Twelve years after the last big screen installment of the franchise, novelist Helen Fielding’s monologue loving everywoman heroine returns for Bridget Jones’s Baby, a film that feels a lot fresher than its mothballed pedigree might suggest. Bridget, still played by Renee Zellweger, might be older and not necessarily wiser or any less neurotic, but the magic has been regained somewhat after a so-so second outing. Maybe the time away did some good.
Bridget just celebrated her 42nd birthday all alone, having broken up with the charming Mark D’Arcy (Colin Firth) – who has since gotten married – and following the funeral of her former side-lover (because Hugh Grant didn’t come back for this one). She’s in danger of losing her job as a nightly news producer because a murder of Millenials (led by a hilarious Kate O’Flynn) are taking over and shaking things up. Gradually she reconnects with Mark, but not before drunkenly bedding a well adjusted, American, progressive dating website billionaire (Patrick Dempsey). Bridget, to her shock and admitted delight, turns out to be pregnant. Unsure of whom the father is and scared of bringing it up and breaking someone’s heart, Bridget keeps things secret as long as she can while discreetly trying to get to the bottom of the daddy mystery.

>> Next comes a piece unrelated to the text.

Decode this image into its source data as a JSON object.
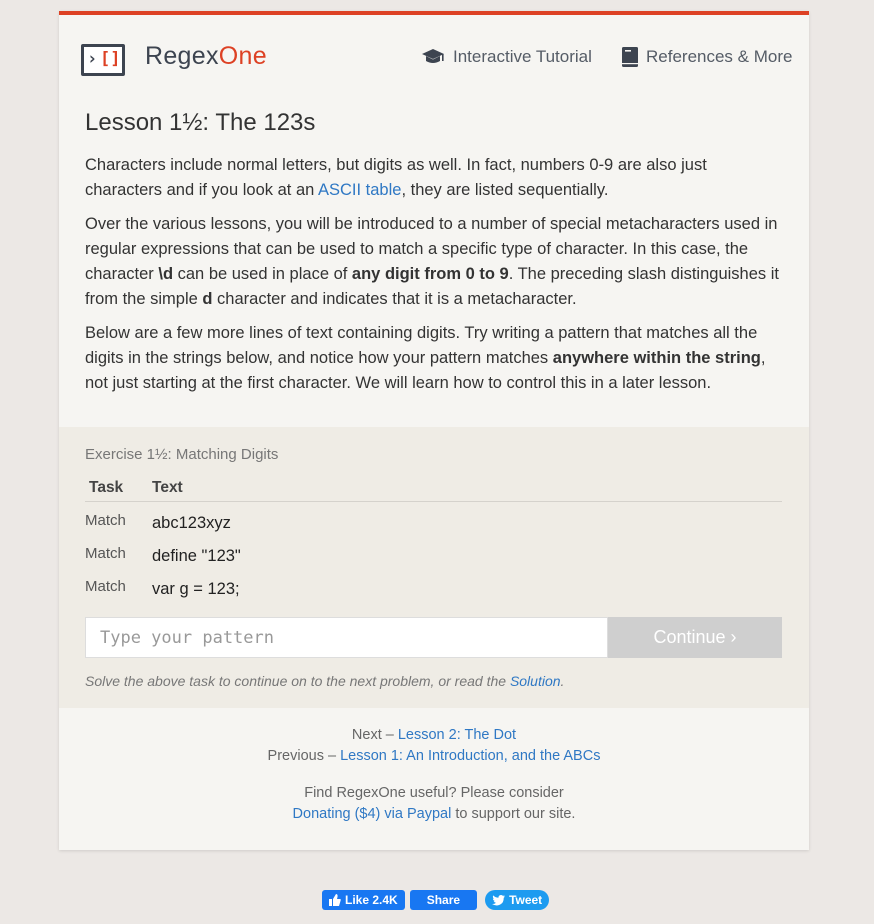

Zellweger certainly hasn’t lost a step as Bridget. Her comic timing remains spot on, and Bridget’s still a potty mouthed, unapologetic boor at times. Fielding’s unique sense of humanity and humour remains intact and it’s almost as if no time has passed at all. Bridget Jones’s Baby understands that their target demographic was already old to being with and continues to age, but the overlying formula doesn’t get tinkered with. Bridget still bumbles her way through life, managing to be her own worst enemy. Her dad (Jim Broadbent) still loves and supports her, and her mum (Gemma Jones) confounds her. The chemistry between Zellweger and Firth still has a great push and pull between the performers (and she was always better opposite Firth than the sometimes overpowering Grant). There’s a constant teasing of a blow-up fight between the two gentleman callers, it gets defused, and then it’s followed by a bittersweet moment.

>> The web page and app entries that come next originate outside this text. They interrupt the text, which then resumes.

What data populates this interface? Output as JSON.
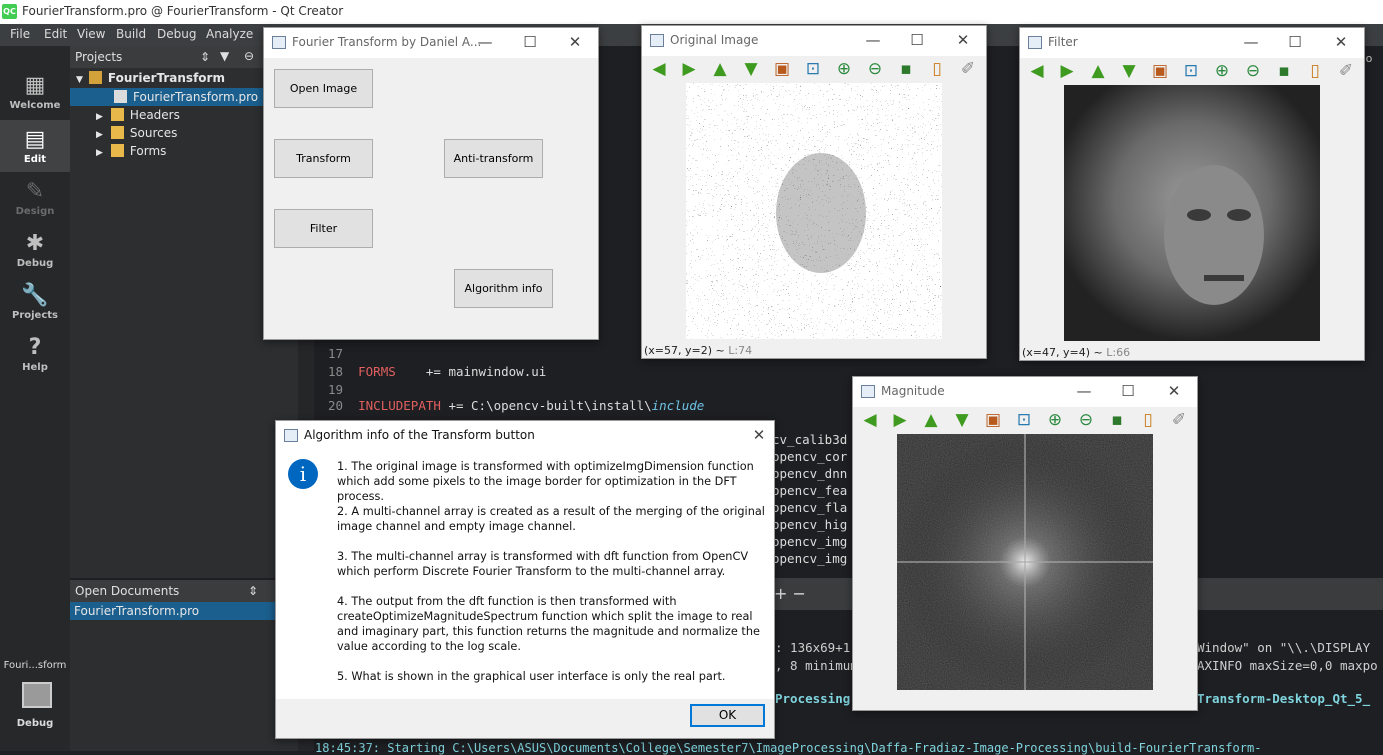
{
  "qt": {
    "title": "FourierTransform.pro @ FourierTransform - Qt Creator",
    "logo": "QC",
    "menu": [
      "File",
      "Edit",
      "View",
      "Build",
      "Debug",
      "Analyze"
    ],
    "modes": [
      {
        "label": "Welcome",
        "icon": "grid-icon"
      },
      {
        "label": "Edit",
        "icon": "edit-icon"
      },
      {
        "label": "Design",
        "icon": "pencil-icon"
      },
      {
        "label": "Debug",
        "icon": "bug-icon"
      },
      {
        "label": "Projects",
        "icon": "wrench-icon"
      },
      {
        "label": "Help",
        "icon": "help-icon"
      }
    ],
    "projects_header": "Projects",
    "tree": {
      "root": "FourierTransform",
      "items": [
        "FourierTransform.pro",
        "Headers",
        "Sources",
        "Forms"
      ]
    },
    "open_docs_header": "Open Documents",
    "open_docs": [
      "FourierTransform.pro"
    ],
    "target_name": "Fouri...sform",
    "target_mode": "Debug",
    "code": {
      "l17": "17",
      "l18": "18",
      "l19": "19",
      "l20": "20",
      "forms_kw": "FORMS",
      "forms_rest": "    += mainwindow.ui",
      "incl_kw": "INCLUDEPATH",
      "incl_rest": " += C:\\opencv-built\\install\\",
      "incl_it": "include",
      "libs": [
        "cv_calib3d",
        "opencv_cor",
        "opencv_dnn",
        "opencv_fea",
        "opencv_fla",
        "opencv_hig",
        "opencv_img",
        "opencv_img"
      ],
      "right_out1": "Window\" on \"\\\\.\\DISPLAY",
      "right_out2": "AXINFO maxSize=0,0 maxpo",
      "left_out1": ": 136x69+1",
      "left_out2": ", 8 minimum",
      "right_out3": "Transform-Desktop_Qt_5_",
      "processing": "Processing",
      "bottom_line": "18:45:37: Starting C:\\Users\\ASUS\\Documents\\College\\Semester7\\ImageProcessing\\Daffa-Fradiaz-Image-Processing\\build-FourierTransform-",
      "plus_minus": "+ −",
      "window_cut": "Windo"
    }
  },
  "main_window": {
    "title": "Fourier Transform by Daniel A...",
    "buttons": {
      "open": "Open Image",
      "transform": "Transform",
      "anti": "Anti-transform",
      "filter": "Filter",
      "algo": "Algorithm info"
    }
  },
  "original": {
    "title": "Original Image",
    "status": "(x=57, y=2) ~ ",
    "status_gray": "L:74"
  },
  "filter_win": {
    "title": "Filter",
    "status": "(x=47, y=4) ~ ",
    "status_gray": "L:66"
  },
  "magnitude": {
    "title": "Magnitude"
  },
  "info": {
    "title": "Algorithm info of the Transform button",
    "info_glyph": "i",
    "paragraphs": [
      "1. The original image is transformed with optimizeImgDimension function which add some pixels to the image border for optimization in the DFT process.",
      "2. A multi-channel array is created as a result of the merging of the original image channel and empty image channel.",
      "3. The multi-channel array is transformed with dft function from OpenCV which perform Discrete Fourier Transform to the multi-channel array.",
      "4. The output from the dft function is then transformed with createOptimizeMagnitudeSpectrum function which split the image to real and imaginary part, this function returns the magnitude and normalize the value according to the log scale.",
      "5. What is shown in the graphical user interface is only the real part."
    ],
    "ok": "OK"
  },
  "colors": {
    "qt_green": "#41cd52",
    "info_blue": "#0067c0",
    "arrow_green": "#3e9b1f"
  }
}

Bridget Jones’s Baby is formulaic, but there’s never a sense that it has any higher artistic pretensions than to entertain fortysomethings with a couple of glasses of wine in them. That’s all well and good and these films certainly have their place. Director Sharon Maguire returns to the franchise after passing on directing the second entry with similar results that fans should enjoy, and there’s definitely a sense of renewed energy thanks to a script penned in part by Fielding and the strange pairing of Emma Thompson (who also appears as Bridget’s doctor) and frequent Sacah Baron Cohen collaborator Dan Mazer. The latter’s involvement could account for this film’s sometimes odd lapses into gross out territory and sometimes uncomfortable stabs at calling out Bridget’s privilege by way of racial humour (much of which is bizarrely anti-Italian) and a weirdo subplot involving D’Arcy defending a Pussy Riot styled musical group in court. Not everything fits, but everything there works in its own special way.

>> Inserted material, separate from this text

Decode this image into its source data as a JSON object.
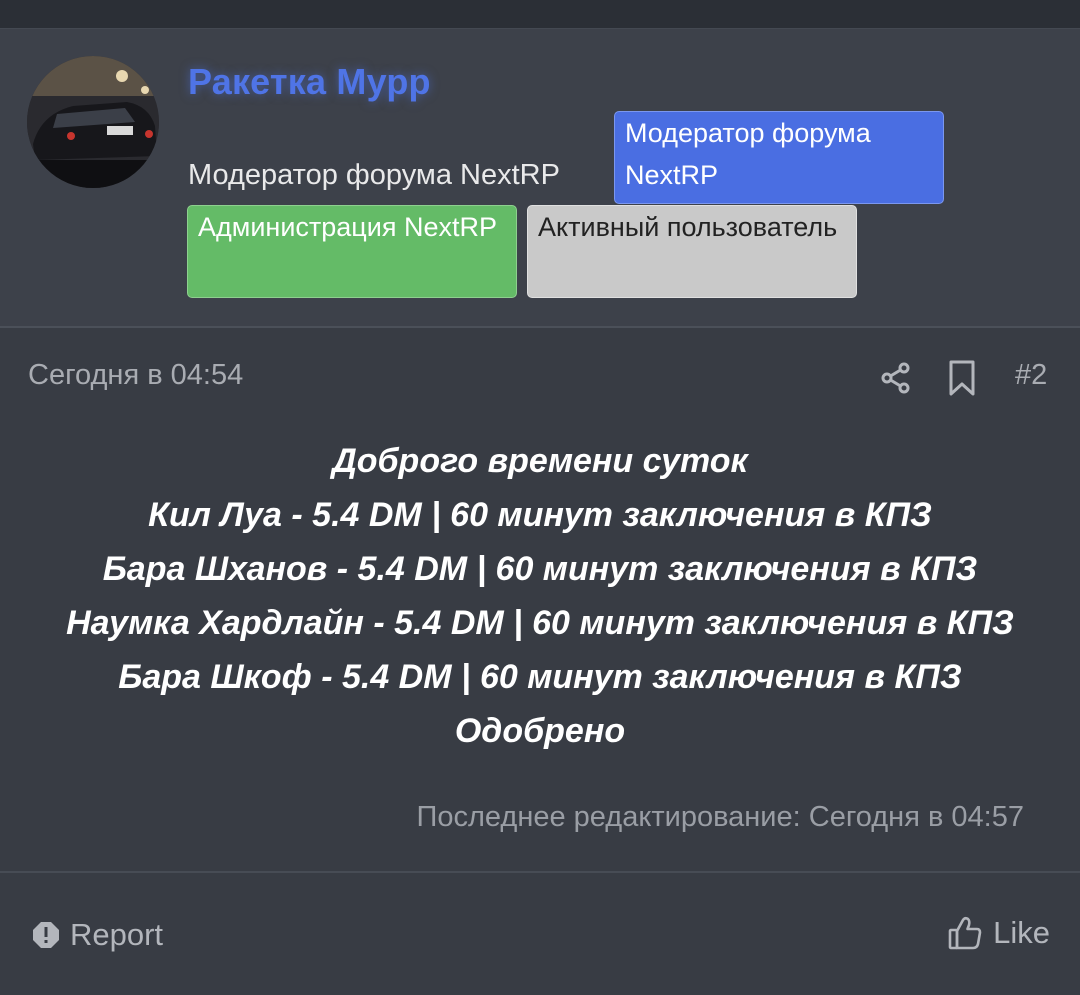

It’s all fleet-footed, sometimes cobbled together out of wonky bits and spare parts, slightly overlong (as were the other two entries), and none of it will matter if all audiences want from Bridget Jones’s Baby is a silly time at the movies. It’s pure fan service done right.
Bridget Jones’s Baby opens in theatres everywhere on Friday, September 16, 2016.